Utah's NBA All-Star guard Donovan Mitchell says he's ready to take to the skies with Jazz teammates again despite being shaken by an in-flight emergency on a team charter this week.

"I know I have a job to do," Mitchell said in a virtual media availability on Friday. "I understand that (flying) comes with the job."

But he has never been a fan of flying, and that fear was exacerbated on Tuesday when the Jazz's charter flight to Memphis hit a flock of birds shortly after takeoff and had to return to Salt Lake City for an emergency landing.

Donovan said an engine failure and fire created a "boom" on board, the plane tilting to one side.

"There was a point where you just felt like this could be it -- and the fact that it's out of your control," said the 24-year-old said Mitchell, who sent text messages to his sister and parents to tell them that he loved them.

Mitchell, who leads the league-leading Jazz in scoring with 25.7 points per game, wasn't among the Jazz players and staff who boarded a different plane to head to Memphis, but he said he would "be fine" on Sunday when they fly to Dallas for a Monday clash with the Mavericks.

"I took the time that I needed to kind of just mentally get myself in a good place," he said.

"I just needed to take that time, because it wasn't sitting right for me to go on the trip. My teammates and my coaches respected that, and I appreciate the support. But I understand that I have a job to do."

US sports teams routinely criss-cross the country by air, and Mitchell had spoken before of having to overcome his fear of flying.

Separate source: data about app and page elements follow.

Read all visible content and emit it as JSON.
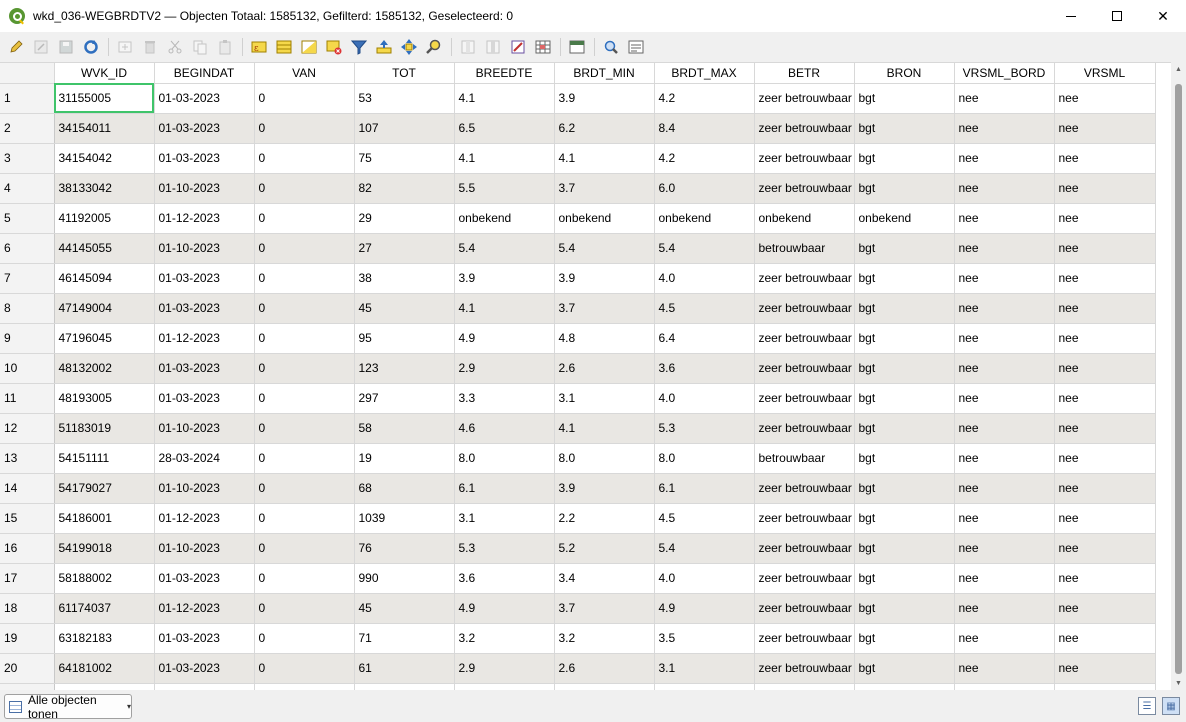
{
  "window": {
    "title": "wkd_036-WEGBRDTV2 — Objecten Totaal: 1585132, Gefilterd: 1585132, Geselecteerd: 0",
    "minimize": "—",
    "maximize": "☐",
    "close": "✕"
  },
  "toolbar": {
    "icons": [
      "toggle-editing-icon",
      "multi-edit-icon",
      "save-edits-icon",
      "reload-icon",
      "add-feature-icon",
      "delete-feature-icon",
      "cut-icon",
      "copy-icon",
      "paste-icon",
      "expression-select-icon",
      "select-all-icon",
      "invert-selection-icon",
      "deselect-all-icon",
      "filter-selection-icon",
      "move-selection-top-icon",
      "pan-to-selection-icon",
      "zoom-to-selection-icon",
      "new-field-icon",
      "delete-field-icon",
      "field-calculator-icon",
      "conditional-format-icon",
      "dock-icon",
      "actions-icon",
      "form-view-icon"
    ]
  },
  "table": {
    "columns": [
      "WVK_ID",
      "BEGINDAT",
      "VAN",
      "TOT",
      "BREEDTE",
      "BRDT_MIN",
      "BRDT_MAX",
      "BETR",
      "BRON",
      "VRSML_BORD",
      "VRSML"
    ],
    "rows": [
      [
        "1",
        "31155005",
        "01-03-2023",
        "0",
        "53",
        "4.1",
        "3.9",
        "4.2",
        "zeer betrouwbaar",
        "bgt",
        "nee",
        "nee"
      ],
      [
        "2",
        "34154011",
        "01-03-2023",
        "0",
        "107",
        "6.5",
        "6.2",
        "8.4",
        "zeer betrouwbaar",
        "bgt",
        "nee",
        "nee"
      ],
      [
        "3",
        "34154042",
        "01-03-2023",
        "0",
        "75",
        "4.1",
        "4.1",
        "4.2",
        "zeer betrouwbaar",
        "bgt",
        "nee",
        "nee"
      ],
      [
        "4",
        "38133042",
        "01-10-2023",
        "0",
        "82",
        "5.5",
        "3.7",
        "6.0",
        "zeer betrouwbaar",
        "bgt",
        "nee",
        "nee"
      ],
      [
        "5",
        "41192005",
        "01-12-2023",
        "0",
        "29",
        "onbekend",
        "onbekend",
        "onbekend",
        "onbekend",
        "onbekend",
        "nee",
        "nee"
      ],
      [
        "6",
        "44145055",
        "01-10-2023",
        "0",
        "27",
        "5.4",
        "5.4",
        "5.4",
        "betrouwbaar",
        "bgt",
        "nee",
        "nee"
      ],
      [
        "7",
        "46145094",
        "01-03-2023",
        "0",
        "38",
        "3.9",
        "3.9",
        "4.0",
        "zeer betrouwbaar",
        "bgt",
        "nee",
        "nee"
      ],
      [
        "8",
        "47149004",
        "01-03-2023",
        "0",
        "45",
        "4.1",
        "3.7",
        "4.5",
        "zeer betrouwbaar",
        "bgt",
        "nee",
        "nee"
      ],
      [
        "9",
        "47196045",
        "01-12-2023",
        "0",
        "95",
        "4.9",
        "4.8",
        "6.4",
        "zeer betrouwbaar",
        "bgt",
        "nee",
        "nee"
      ],
      [
        "10",
        "48132002",
        "01-03-2023",
        "0",
        "123",
        "2.9",
        "2.6",
        "3.6",
        "zeer betrouwbaar",
        "bgt",
        "nee",
        "nee"
      ],
      [
        "11",
        "48193005",
        "01-03-2023",
        "0",
        "297",
        "3.3",
        "3.1",
        "4.0",
        "zeer betrouwbaar",
        "bgt",
        "nee",
        "nee"
      ],
      [
        "12",
        "51183019",
        "01-10-2023",
        "0",
        "58",
        "4.6",
        "4.1",
        "5.3",
        "zeer betrouwbaar",
        "bgt",
        "nee",
        "nee"
      ],
      [
        "13",
        "54151111",
        "28-03-2024",
        "0",
        "19",
        "8.0",
        "8.0",
        "8.0",
        "betrouwbaar",
        "bgt",
        "nee",
        "nee"
      ],
      [
        "14",
        "54179027",
        "01-10-2023",
        "0",
        "68",
        "6.1",
        "3.9",
        "6.1",
        "zeer betrouwbaar",
        "bgt",
        "nee",
        "nee"
      ],
      [
        "15",
        "54186001",
        "01-12-2023",
        "0",
        "1039",
        "3.1",
        "2.2",
        "4.5",
        "zeer betrouwbaar",
        "bgt",
        "nee",
        "nee"
      ],
      [
        "16",
        "54199018",
        "01-10-2023",
        "0",
        "76",
        "5.3",
        "5.2",
        "5.4",
        "zeer betrouwbaar",
        "bgt",
        "nee",
        "nee"
      ],
      [
        "17",
        "58188002",
        "01-03-2023",
        "0",
        "990",
        "3.6",
        "3.4",
        "4.0",
        "zeer betrouwbaar",
        "bgt",
        "nee",
        "nee"
      ],
      [
        "18",
        "61174037",
        "01-12-2023",
        "0",
        "45",
        "4.9",
        "3.7",
        "4.9",
        "zeer betrouwbaar",
        "bgt",
        "nee",
        "nee"
      ],
      [
        "19",
        "63182183",
        "01-03-2023",
        "0",
        "71",
        "3.2",
        "3.2",
        "3.5",
        "zeer betrouwbaar",
        "bgt",
        "nee",
        "nee"
      ],
      [
        "20",
        "64181002",
        "01-03-2023",
        "0",
        "61",
        "2.9",
        "2.6",
        "3.1",
        "zeer betrouwbaar",
        "bgt",
        "nee",
        "nee"
      ],
      [
        "",
        "",
        "",
        "",
        "",
        "",
        "",
        "",
        "",
        "",
        "",
        ""
      ]
    ]
  },
  "statusbar": {
    "filter_label": "Alle objecten tonen",
    "dropdown_arrow": "▾"
  },
  "colors": {
    "alt_row": "#e9e7e3",
    "selected_cell_outline": "#3fc46a",
    "grid_line": "#d8d8d8"
  }
}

"Some things are just bigger than the game of basketball, and that right there was it for me," he said. "Everybody kind of has their different things. Mine happens to be flying."